Which professor taught you the most important lesson while at ASU?
My professor for Astronomy 322 and longtime mentor, as well as my thesis director, Dr. Rogier Windhorst, taught me many lessons in and out of the classroom. Most importantly, he taught how to write scientifically and manage my own research project. This experience was necessary for me to complete both of my theses during my senior year and be accepted into a PhD program.
What’s the best piece of advice you’d give to those still in school?
I would advise those who are unsure about their ability to get involved. Show effort in and out of the classroom and then ask about research. Don’t tell yourself that you aren't smart enough to do research. When I started at ASU, I had a very weak background in math, no background whatsoever in computer programming, and embarrassingly, I thought I knew so much about astrophysics but did not even know how to explain the phases of the moon! After two years I still wasn't confident in my abilities, but after showing effort in the classroom and taking time to discuss material beyond basic coursework with my professors, I was invited to come to the weekly research meetings with Dr. Windhorst and his team. Many faculty members are always looking for undergraduates to assist in their research, and even if they are unable to help you, they are more than willing to point you to others who can. If you are confident and show the effort that professors look for, then most of them will be happy to help you progress outside the classroom.
What was your favorite spot on campus, whether for studying, meeting friends or just thinking about life?

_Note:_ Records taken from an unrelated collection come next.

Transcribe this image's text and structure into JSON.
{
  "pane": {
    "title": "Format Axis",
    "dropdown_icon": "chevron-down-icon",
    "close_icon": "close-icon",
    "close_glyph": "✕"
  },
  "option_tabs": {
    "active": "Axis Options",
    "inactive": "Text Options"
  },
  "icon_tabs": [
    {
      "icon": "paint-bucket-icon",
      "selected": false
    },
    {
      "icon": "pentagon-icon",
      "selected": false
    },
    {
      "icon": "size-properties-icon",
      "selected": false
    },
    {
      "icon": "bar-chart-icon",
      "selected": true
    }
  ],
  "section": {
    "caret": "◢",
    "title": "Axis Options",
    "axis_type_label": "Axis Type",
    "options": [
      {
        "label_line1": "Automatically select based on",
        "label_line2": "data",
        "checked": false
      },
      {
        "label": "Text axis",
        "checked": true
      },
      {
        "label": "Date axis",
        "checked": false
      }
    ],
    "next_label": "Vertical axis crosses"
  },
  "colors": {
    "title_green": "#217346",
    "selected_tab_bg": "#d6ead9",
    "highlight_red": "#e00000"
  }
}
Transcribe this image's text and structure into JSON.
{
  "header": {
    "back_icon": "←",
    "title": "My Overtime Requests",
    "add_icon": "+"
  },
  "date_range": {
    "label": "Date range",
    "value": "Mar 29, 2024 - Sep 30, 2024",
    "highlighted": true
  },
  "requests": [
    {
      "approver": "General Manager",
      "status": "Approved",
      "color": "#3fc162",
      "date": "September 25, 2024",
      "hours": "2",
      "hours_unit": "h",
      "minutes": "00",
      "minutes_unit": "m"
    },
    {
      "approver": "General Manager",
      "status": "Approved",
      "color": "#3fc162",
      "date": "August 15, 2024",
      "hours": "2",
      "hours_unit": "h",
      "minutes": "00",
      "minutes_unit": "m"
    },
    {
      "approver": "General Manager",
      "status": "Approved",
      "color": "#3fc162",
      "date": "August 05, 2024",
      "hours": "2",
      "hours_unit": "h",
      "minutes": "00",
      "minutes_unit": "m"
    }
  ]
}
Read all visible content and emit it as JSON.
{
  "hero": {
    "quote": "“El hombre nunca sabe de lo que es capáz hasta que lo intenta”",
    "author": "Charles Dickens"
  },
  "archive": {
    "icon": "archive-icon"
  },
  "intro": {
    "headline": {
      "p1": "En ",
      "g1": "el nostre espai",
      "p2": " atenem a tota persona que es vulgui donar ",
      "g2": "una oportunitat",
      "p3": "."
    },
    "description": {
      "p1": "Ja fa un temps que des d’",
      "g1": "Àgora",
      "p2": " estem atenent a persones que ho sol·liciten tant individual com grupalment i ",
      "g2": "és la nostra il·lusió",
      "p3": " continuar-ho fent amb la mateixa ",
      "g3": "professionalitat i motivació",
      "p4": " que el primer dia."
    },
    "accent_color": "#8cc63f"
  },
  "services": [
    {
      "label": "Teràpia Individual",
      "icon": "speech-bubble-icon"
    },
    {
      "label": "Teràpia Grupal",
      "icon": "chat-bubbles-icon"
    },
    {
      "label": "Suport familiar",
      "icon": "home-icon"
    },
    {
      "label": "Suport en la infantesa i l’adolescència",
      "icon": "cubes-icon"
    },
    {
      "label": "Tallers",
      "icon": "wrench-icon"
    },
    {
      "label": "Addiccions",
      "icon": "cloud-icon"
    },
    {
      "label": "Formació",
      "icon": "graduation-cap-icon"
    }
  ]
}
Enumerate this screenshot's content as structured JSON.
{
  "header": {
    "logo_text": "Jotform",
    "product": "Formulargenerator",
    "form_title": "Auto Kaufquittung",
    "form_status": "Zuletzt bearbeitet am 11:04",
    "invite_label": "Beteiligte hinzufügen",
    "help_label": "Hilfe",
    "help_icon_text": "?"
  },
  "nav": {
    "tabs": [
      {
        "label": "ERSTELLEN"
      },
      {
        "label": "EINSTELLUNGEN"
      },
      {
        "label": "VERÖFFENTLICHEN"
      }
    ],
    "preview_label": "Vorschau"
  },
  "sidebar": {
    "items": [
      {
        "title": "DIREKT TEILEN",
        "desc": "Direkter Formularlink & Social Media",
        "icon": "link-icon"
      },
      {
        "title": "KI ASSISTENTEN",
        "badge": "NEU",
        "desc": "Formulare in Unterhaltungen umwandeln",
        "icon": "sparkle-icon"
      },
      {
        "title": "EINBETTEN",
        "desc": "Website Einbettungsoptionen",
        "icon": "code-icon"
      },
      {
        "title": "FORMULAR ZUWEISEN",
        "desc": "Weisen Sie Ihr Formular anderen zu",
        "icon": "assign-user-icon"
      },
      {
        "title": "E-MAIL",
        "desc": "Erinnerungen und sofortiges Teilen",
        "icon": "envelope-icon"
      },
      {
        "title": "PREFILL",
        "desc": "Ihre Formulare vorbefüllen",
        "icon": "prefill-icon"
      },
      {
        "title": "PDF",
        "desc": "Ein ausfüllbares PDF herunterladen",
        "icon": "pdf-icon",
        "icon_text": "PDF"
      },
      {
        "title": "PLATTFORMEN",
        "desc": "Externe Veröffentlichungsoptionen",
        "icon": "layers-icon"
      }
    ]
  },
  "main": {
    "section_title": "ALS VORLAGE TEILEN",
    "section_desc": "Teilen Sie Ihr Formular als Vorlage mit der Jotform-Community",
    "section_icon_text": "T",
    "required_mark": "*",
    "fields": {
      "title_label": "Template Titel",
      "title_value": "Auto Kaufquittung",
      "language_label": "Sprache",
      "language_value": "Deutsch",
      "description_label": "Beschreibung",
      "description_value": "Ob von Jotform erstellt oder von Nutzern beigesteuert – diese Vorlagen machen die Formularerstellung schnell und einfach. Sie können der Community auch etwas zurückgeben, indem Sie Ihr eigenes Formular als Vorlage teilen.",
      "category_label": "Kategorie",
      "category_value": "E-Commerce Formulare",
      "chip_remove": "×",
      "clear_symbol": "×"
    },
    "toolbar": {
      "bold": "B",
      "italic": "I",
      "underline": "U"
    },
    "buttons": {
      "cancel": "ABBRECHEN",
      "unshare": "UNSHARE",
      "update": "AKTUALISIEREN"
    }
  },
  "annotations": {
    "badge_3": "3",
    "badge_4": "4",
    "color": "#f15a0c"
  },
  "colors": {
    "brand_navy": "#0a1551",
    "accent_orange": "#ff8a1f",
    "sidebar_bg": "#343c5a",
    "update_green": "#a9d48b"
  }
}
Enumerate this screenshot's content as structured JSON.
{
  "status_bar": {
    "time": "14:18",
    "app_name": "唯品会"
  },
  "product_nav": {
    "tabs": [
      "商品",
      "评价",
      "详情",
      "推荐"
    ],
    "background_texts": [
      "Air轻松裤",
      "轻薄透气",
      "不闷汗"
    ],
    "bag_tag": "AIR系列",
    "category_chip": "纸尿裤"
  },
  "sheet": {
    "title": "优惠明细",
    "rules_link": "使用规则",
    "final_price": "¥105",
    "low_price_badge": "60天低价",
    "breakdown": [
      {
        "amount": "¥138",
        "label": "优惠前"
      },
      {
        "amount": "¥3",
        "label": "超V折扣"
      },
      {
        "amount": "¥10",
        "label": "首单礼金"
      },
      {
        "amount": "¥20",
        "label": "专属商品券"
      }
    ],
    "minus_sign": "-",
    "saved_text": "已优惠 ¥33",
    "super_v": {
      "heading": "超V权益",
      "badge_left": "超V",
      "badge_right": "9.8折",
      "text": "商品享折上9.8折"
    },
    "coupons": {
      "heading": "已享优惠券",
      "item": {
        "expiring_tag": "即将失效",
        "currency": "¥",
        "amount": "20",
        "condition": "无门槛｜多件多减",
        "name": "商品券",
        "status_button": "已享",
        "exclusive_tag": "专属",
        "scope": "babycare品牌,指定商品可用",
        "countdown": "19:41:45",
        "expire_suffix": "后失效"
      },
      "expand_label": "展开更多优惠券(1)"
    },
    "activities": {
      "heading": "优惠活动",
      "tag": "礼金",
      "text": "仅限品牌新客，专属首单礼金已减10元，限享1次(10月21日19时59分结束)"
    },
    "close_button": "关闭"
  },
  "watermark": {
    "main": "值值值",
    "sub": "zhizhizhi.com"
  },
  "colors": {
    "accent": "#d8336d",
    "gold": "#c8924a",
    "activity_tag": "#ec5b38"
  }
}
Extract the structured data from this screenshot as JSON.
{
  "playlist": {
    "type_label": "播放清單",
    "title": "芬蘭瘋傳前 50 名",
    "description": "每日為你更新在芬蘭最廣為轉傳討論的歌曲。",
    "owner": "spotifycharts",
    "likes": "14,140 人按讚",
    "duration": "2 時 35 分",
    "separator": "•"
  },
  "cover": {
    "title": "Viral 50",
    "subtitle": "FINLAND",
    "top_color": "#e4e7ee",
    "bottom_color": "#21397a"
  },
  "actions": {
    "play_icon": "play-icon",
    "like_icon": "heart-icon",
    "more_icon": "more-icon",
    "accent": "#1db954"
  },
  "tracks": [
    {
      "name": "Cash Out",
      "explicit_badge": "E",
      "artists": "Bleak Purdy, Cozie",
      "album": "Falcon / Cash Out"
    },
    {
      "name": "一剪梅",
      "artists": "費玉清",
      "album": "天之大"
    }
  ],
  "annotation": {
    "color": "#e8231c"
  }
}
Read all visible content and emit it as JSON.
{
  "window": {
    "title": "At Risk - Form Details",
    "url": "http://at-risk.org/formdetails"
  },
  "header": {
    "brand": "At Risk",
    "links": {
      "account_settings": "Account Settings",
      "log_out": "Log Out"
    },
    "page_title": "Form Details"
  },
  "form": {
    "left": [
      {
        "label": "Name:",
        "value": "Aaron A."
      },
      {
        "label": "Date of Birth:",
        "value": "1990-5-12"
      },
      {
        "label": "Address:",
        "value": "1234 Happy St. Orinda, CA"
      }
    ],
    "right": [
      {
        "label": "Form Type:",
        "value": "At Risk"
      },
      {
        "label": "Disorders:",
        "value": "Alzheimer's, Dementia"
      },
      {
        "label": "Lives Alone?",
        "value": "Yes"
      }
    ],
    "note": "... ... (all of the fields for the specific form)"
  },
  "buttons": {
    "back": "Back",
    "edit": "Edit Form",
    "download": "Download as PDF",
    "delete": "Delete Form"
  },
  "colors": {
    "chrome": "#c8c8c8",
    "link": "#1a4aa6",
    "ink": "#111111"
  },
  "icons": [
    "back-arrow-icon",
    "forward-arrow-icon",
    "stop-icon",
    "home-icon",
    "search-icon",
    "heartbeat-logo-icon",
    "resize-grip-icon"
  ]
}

Without question, my favorite place to be was in front of the Foucault pendulum in the Physical Sciences Building F Wing lobby, especially for the year I worked as a teaching assistant for the first-year astronomy labs. I would eat an early dinner and then go back there to sit and work and if I didn't have work to do, just to relax while waiting for the time to pass before I went to get ready for the astronomy labs. The area is very busy during the day but after 5 p.m. it is quiet most of the time. If you sit there long enough, you will see the pendulum's swing appear to change direction as the Earth rotates underneath it, though it takes about 43 hours to make a complete turn so you have to wait a while to notice a change.
If someone gave you $40 million to solve one problem on our planet, what would you tackle?
Though I believe it to ultimately be futile, I would try to restore the faith of the average person in science. Many people distrust and disregard the importance of science to their daily lives. My parents tell me how when they were young, America and the world was captivated with the developments of the age such as the moon landings, the development of life-saving vaccines such as the polio vaccine, and the progression from radio to television and then to the internet age. Anti-science movements have had an unfortunate resurgence in recent times and they have very real effects, limiting the amount of funding and public support science gets as a whole. I am not a psychologist or political science expert, but I believe that trying to bring past, present, and future developments of science directly to the public can help solve this problem. There is a large disconnect between research in science and the public, and by the time new scientific information reaches public spheres, it is often distorted, misinterpreted, or even falsified. I would use the money to develop a way for there to be more interaction between academia and the public so they can interact directly and so that the concerns of both parties can be addressed without messaging being manipulated.